“The Bauhaus was not only the most famous art school of the twentieth century, it was also an idea: an idea that continues to influence all of our lives.” — Doreen Ehrlich
The Manifesto and Programme of Bauhaus, written in 1919 by Walter Gropius (who would later become the first and more prominent Director of Bauhaus), is intriguing. It calls for artists to return to the way of the craftsman, to work with their hands, to make art, to, in effect, embrace the practical. As a result, Bauhaus championed art, design, architecture and theatre, together in collaborative environments. It railed against the Bourgeois of the day and formed not just a school, but an idea, an idea that went on to achieve immeasurable influence.
Bauhaus came to an abrupt end in 1933 when the Nazi’s rise to power called for the end of what they referred to as “degenerative art,” effectively ending the Bauhaus school and another fine art movement of the day, German Expressionism. Every occupying force knows the power of art and design, and the need to tightly control it as part of controlling the people. The Nazi’s supplanted these powerful creative movements with their own approved art, driven deeply by Hitler’s own involvement in art and his realization of its power and influence.

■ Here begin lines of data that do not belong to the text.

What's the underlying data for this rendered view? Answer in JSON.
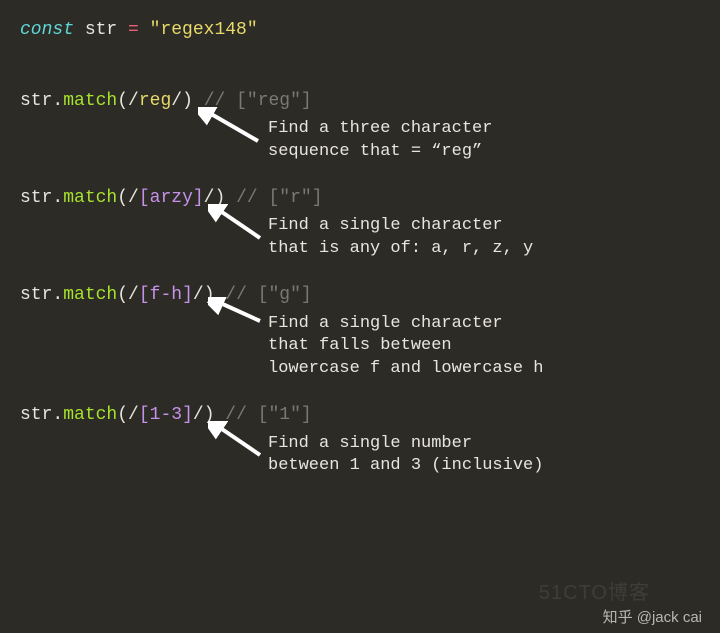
{
  "decl": {
    "const": "const",
    "varname": " str ",
    "eq": "=",
    "strlit": " \"regex148\""
  },
  "examples": [
    {
      "obj": "str",
      "dot": ".",
      "method": "match",
      "open": "(",
      "rd1": "/",
      "body": "reg",
      "class": "",
      "rd2": "/",
      "close": ")",
      "comment": " // [\"reg\"]",
      "annot": "Find a three character\nsequence that = “reg”"
    },
    {
      "obj": "str",
      "dot": ".",
      "method": "match",
      "open": "(",
      "rd1": "/",
      "body": "",
      "class": "[arzy]",
      "rd2": "/",
      "close": ")",
      "comment": " // [\"r\"]",
      "annot": "Find a single character\nthat is any of: a, r, z, y"
    },
    {
      "obj": "str",
      "dot": ".",
      "method": "match",
      "open": "(",
      "rd1": "/",
      "body": "",
      "class": "[f-h]",
      "rd2": "/",
      "close": ")",
      "comment": " // [\"g\"]",
      "annot": "Find a single character\nthat falls between\nlowercase f and lowercase h"
    },
    {
      "obj": "str",
      "dot": ".",
      "method": "match",
      "open": "(",
      "rd1": "/",
      "body": "",
      "class": "[1-3]",
      "rd2": "/",
      "close": ")",
      "comment": " // [\"1\"]",
      "annot": "Find a single number\nbetween 1 and 3 (inclusive)"
    }
  ],
  "watermark_bg": "51CTO博客",
  "watermark": "知乎 @jack cai"
}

June 2013. The evenings in the Old City were my favorite time there. Compared to the loud, tourist-driven days, the evenings were for the locals, a more subdued and conversational reality. It was about 9pm when I shot this in the Muslim Quarter. There were women selling produce, men woodworking, tailors sewing.